"What is this nonsense," you say, "Zeppelins are aircraft, it would be silly for them to follow predictable trade routes, especially in the pirate-infested airspace of the former USA!" Well, that's partially true. Zeppelins are aircraft, but they're aircraft that historically had a 3,000 foot pressure altitude. While they had the lifting power to go well above that altitude the pressure differential between their gas cells and the thin outside air strained the valves and brought the cells dangerously close to rupture. The USS Macon was damaged flying over Arizona this way. Using historical zeppelin technology, flying coast to coast in a zeppelin would be too dangerous to be routine.
See? The whole interior of North America is basically a zeppelin-free zone.
But this is alternate history! Historical zeppelins had gas bags made out of doped cattle intestine, were practically hand-made in tiny numbers and had an alarming tendency to explode. CS zeppelins are obviously a finer breed, mass produced, reliable and made of tougher stuff.
In our timeline, polychloroprine synthetic rubbers were first synthesized in 1930, and these are used in high-altitude weather balloons. CS zeppelin gas bags could reasonably be made out of something similar and their pressure altitudes would therefore be much greater, perhaps on the order of 6,ooo-8,000 feet or roughly the same as the Zeppelin NT.
... which still doesn't leave them much clearance when it comes to flying Allison engines made in the ISA to Hughes Aviation factories in the Nation of Hollywood. Looking at that map, I see four options for getting coast to coast in a zep.
1) Swing WAY north over the uninhabited portions of Pacifica, and cross the Rockies over their various low points. Try to avoid attention from warring Russians and grumpy Lakota. This route is good if you have business in Pacifica and the ISA.
2) Go south of the Sierra Nevadas then cut north through Deseret and northwest Free Colorado until you pop out in the People's Collective. Free Colorado is full of pirates, but most of the big population centers are on the opposite side of the Rockies from you, and will thus have difficulty jumping you. This route is direct and you're not flying over anyone likely to charge tariffs, but it's crawling with pirates. The altitude floor is also quite high, so you'll likely only see zeps with the very best gas bags or the most reckless captains along this route. Tramp freighters and priority high-speed shipping would use this route.
3) Straddle the Mexico border along Texas and Arixio. Expect to pay tariffs cross the Texas border. This route is direct and safeish, assuming there's not a shooting war going on along any of those borders that particular day. Probably good for those with business in Dixie or Louisiana.

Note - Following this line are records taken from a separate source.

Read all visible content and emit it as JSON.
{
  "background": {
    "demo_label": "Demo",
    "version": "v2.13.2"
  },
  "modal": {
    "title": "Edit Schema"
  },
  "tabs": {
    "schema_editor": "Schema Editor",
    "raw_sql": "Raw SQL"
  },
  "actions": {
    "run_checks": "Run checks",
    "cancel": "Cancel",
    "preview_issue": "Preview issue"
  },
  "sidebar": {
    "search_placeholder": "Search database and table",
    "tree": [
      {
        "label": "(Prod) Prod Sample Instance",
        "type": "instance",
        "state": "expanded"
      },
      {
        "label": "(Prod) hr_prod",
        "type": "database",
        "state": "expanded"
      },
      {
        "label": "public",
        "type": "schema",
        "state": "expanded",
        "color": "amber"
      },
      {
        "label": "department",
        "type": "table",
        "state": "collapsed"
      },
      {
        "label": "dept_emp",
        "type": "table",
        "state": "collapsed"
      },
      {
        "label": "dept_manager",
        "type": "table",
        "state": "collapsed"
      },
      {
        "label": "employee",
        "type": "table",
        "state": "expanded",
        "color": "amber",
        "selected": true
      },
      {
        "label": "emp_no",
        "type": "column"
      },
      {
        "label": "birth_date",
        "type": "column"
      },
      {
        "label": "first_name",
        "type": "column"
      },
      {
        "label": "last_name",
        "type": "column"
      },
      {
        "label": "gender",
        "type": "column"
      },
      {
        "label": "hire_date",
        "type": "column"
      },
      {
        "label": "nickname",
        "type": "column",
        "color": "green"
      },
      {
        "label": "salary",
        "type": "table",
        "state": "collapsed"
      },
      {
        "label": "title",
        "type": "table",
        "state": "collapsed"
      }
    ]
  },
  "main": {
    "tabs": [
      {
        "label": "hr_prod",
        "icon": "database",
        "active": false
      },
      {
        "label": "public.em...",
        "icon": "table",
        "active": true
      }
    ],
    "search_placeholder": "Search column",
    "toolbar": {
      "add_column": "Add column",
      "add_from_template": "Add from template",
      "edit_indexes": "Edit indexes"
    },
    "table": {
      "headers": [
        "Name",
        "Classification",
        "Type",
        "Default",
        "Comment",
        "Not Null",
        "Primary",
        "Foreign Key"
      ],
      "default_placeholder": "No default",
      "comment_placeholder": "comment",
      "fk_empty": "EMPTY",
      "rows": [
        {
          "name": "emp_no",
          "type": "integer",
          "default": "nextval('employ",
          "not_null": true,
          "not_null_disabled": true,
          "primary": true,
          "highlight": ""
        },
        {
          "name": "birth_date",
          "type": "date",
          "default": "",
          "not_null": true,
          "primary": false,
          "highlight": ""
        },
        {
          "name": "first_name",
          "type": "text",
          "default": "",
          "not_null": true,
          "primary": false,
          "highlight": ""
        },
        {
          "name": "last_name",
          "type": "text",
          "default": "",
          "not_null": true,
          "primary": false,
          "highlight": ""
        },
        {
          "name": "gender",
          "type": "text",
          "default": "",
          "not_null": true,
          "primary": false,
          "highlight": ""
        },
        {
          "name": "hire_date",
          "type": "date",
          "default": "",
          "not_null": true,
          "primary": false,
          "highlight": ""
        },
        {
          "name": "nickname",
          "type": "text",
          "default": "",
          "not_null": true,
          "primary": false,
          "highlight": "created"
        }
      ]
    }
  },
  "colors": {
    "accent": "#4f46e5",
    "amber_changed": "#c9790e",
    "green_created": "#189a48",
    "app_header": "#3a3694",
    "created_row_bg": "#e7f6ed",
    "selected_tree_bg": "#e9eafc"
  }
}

4) Go through southern Mexico. Expect to pay tariffs to the Mexican government, and it's extremely roundabout, but probably the safest option.